©Sven Becker

National and international recognition

The international mobility of dancers and choreographers is one of the priorities set by the Ministry of Culture, through Kultur | lx, TROIS C-L and Focuna, among others. Major events in which Luxembourg seeks to promote and highlight its contemporary choreography scene abroad include internationale tanzmesse nrw, the Festival d’Avignon, the Lyon Dance Biennale, and the events run by the Aerowaves and Grand Luxe networks. The country also had a presence, albeit a more marginal one, at the 2010 World Expo in Shanghai, the Luxembourg pavilions at which presented the work of the country’s choreographers and other artists; the same will be true in October 2021, at the rescheduled 2020 World Expo in Dubai.

In addition, the residencies offered by Focuna to Ufer Studios of Berlin at to Chapelle Sainte-Marie of Annonay, France represent major vectors for raising the profile of Luxembourg contemporary dance outside the Grand Duchy. Several residency exchanges set up by TROIS C-L with its international partners also offer choreographers numerous opportunities to present their work outside Luxembourg. TROIS C-L’s membership of several international networks enables it to showcase the work of Luxembourg choreographers.

Some Luxembourg choreographers have been awarded numerous national and international prizes. Every two years since 2011, the Ministry of Culture has been awarding a dance prize called the Lëtzebuerger Danzpräis, which is intended to reward the artistic merit of choreographic work by a choreographer or dancer.
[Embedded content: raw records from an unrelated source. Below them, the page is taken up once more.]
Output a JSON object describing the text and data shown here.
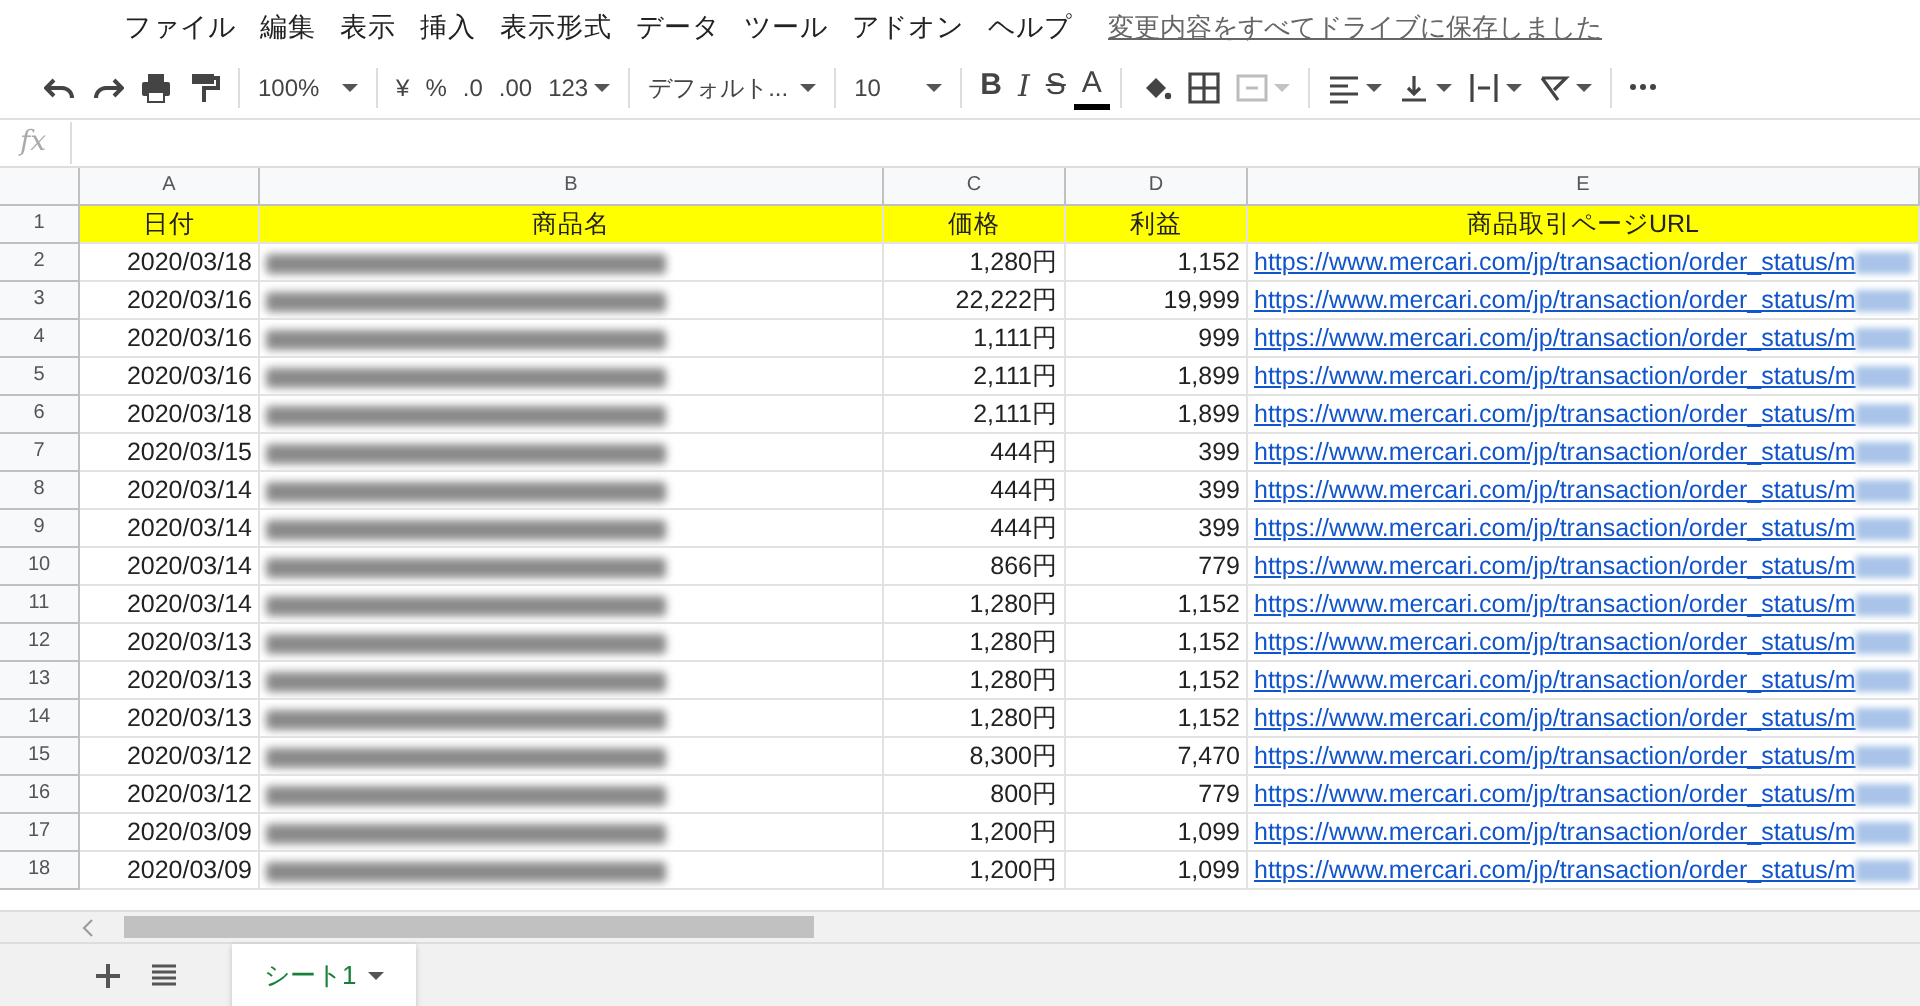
{
  "menu": [
    "ファイル",
    "編集",
    "表示",
    "挿入",
    "表示形式",
    "データ",
    "ツール",
    "アドオン",
    "ヘルプ"
  ],
  "save_status": "変更内容をすべてドライブに保存しました",
  "toolbar": {
    "zoom": "100%",
    "currency": "¥",
    "percent": "%",
    "decrease_decimals": ".0",
    "increase_decimals": ".00",
    "number_format": "123",
    "font": "デフォルト...",
    "font_size": "10",
    "bold": "B",
    "italic": "I",
    "strikethrough": "S",
    "text_color": "A",
    "merge_disabled": true
  },
  "formula_bar": {
    "label": "fx"
  },
  "columns": [
    "A",
    "B",
    "C",
    "D",
    "E"
  ],
  "header_row": {
    "number": "1",
    "cells": [
      "日付",
      "商品名",
      "価格",
      "利益",
      "商品取引ページURL"
    ]
  },
  "rows": [
    {
      "number": "2",
      "date": "2020/03/18",
      "price": "1,280円",
      "profit": "1,152",
      "url": "https://www.mercari.com/jp/transaction/order_status/m"
    },
    {
      "number": "3",
      "date": "2020/03/16",
      "price": "22,222円",
      "profit": "19,999",
      "url": "https://www.mercari.com/jp/transaction/order_status/m"
    },
    {
      "number": "4",
      "date": "2020/03/16",
      "price": "1,111円",
      "profit": "999",
      "url": "https://www.mercari.com/jp/transaction/order_status/m"
    },
    {
      "number": "5",
      "date": "2020/03/16",
      "price": "2,111円",
      "profit": "1,899",
      "url": "https://www.mercari.com/jp/transaction/order_status/m"
    },
    {
      "number": "6",
      "date": "2020/03/18",
      "price": "2,111円",
      "profit": "1,899",
      "url": "https://www.mercari.com/jp/transaction/order_status/m"
    },
    {
      "number": "7",
      "date": "2020/03/15",
      "price": "444円",
      "profit": "399",
      "url": "https://www.mercari.com/jp/transaction/order_status/m"
    },
    {
      "number": "8",
      "date": "2020/03/14",
      "price": "444円",
      "profit": "399",
      "url": "https://www.mercari.com/jp/transaction/order_status/m"
    },
    {
      "number": "9",
      "date": "2020/03/14",
      "price": "444円",
      "profit": "399",
      "url": "https://www.mercari.com/jp/transaction/order_status/m"
    },
    {
      "number": "10",
      "date": "2020/03/14",
      "price": "866円",
      "profit": "779",
      "url": "https://www.mercari.com/jp/transaction/order_status/m"
    },
    {
      "number": "11",
      "date": "2020/03/14",
      "price": "1,280円",
      "profit": "1,152",
      "url": "https://www.mercari.com/jp/transaction/order_status/m"
    },
    {
      "number": "12",
      "date": "2020/03/13",
      "price": "1,280円",
      "profit": "1,152",
      "url": "https://www.mercari.com/jp/transaction/order_status/m"
    },
    {
      "number": "13",
      "date": "2020/03/13",
      "price": "1,280円",
      "profit": "1,152",
      "url": "https://www.mercari.com/jp/transaction/order_status/m"
    },
    {
      "number": "14",
      "date": "2020/03/13",
      "price": "1,280円",
      "profit": "1,152",
      "url": "https://www.mercari.com/jp/transaction/order_status/m"
    },
    {
      "number": "15",
      "date": "2020/03/12",
      "price": "8,300円",
      "profit": "7,470",
      "url": "https://www.mercari.com/jp/transaction/order_status/m"
    },
    {
      "number": "16",
      "date": "2020/03/12",
      "price": "800円",
      "profit": "779",
      "url": "https://www.mercari.com/jp/transaction/order_status/m"
    },
    {
      "number": "17",
      "date": "2020/03/09",
      "price": "1,200円",
      "profit": "1,099",
      "url": "https://www.mercari.com/jp/transaction/order_status/m"
    },
    {
      "number": "18",
      "date": "2020/03/09",
      "price": "1,200円",
      "profit": "1,099",
      "url": "https://www.mercari.com/jp/transaction/order_status/m"
    }
  ],
  "sheet_tabs": [
    {
      "label": "シート1",
      "selected": true
    }
  ]
}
The winners of this prize have been Sylvia Camarda in 2011, Giovanni Zazzera in 2013, Anne-Mareike Hess in 2015, Simone Mousset in 2017 and Jill Crovisier in 2019.

Art. 13 Runway_ Sandy Flinto ©Boshua

Media coverage, audience interaction and outreach

Thanks to the high quality of the works staged in the various theatres and other venues, dance has gained a prominent place in the national press. Luxembourg choreographers’ growing success outside the country has also increased media interest. Organisations give members of the press numerous exclusive opportunities to ask questions of artists. There are a great deal of independent journalists and bloggers writing on art and culture who are interested Luxembourg choreographers’ work. That is particularly true for the blog La Glaneuse, which is dedicated to contemporary dance in Luxembourg.

There is also audience interaction through conferences and events. Several theatres offer after-show talkbacks, so that the audience can learn about the approach taken by the choreographer(s) and discuss the performance.

All organisations and theatres do a large amount of work through schools and out-of-school dance clubs to raise awareness of the performing arts among young people. Rotondes and the Luxembourg City Theatres are the venues that do the most work to engage with young people. Although efforts are made and young people are very interested in dance, there is not yet a programme along the lines of “Dance in School”. However, discussions between the institutions, the Ministry of Culture and the Ministry of the National Education System, Childhood and Young People leave room for hope of progress in this field.

In conclusion, dance is an integral part of Luxembourg’s national cultural scene. Luxembourg benefits from the richness of this sector, in which both the artists and the cultural organisations demonstrate openness to the most diverse and innovative aesthetics, to varied influences and techniques, and to a mixture of genres and ideas from across the board. The international impact of the contemporary scene in Luxembourg illustrates the high quality of the work done by the creatives involved.

(TROIS C-L – Centre de Création Chorégraphique Luxembourgeois)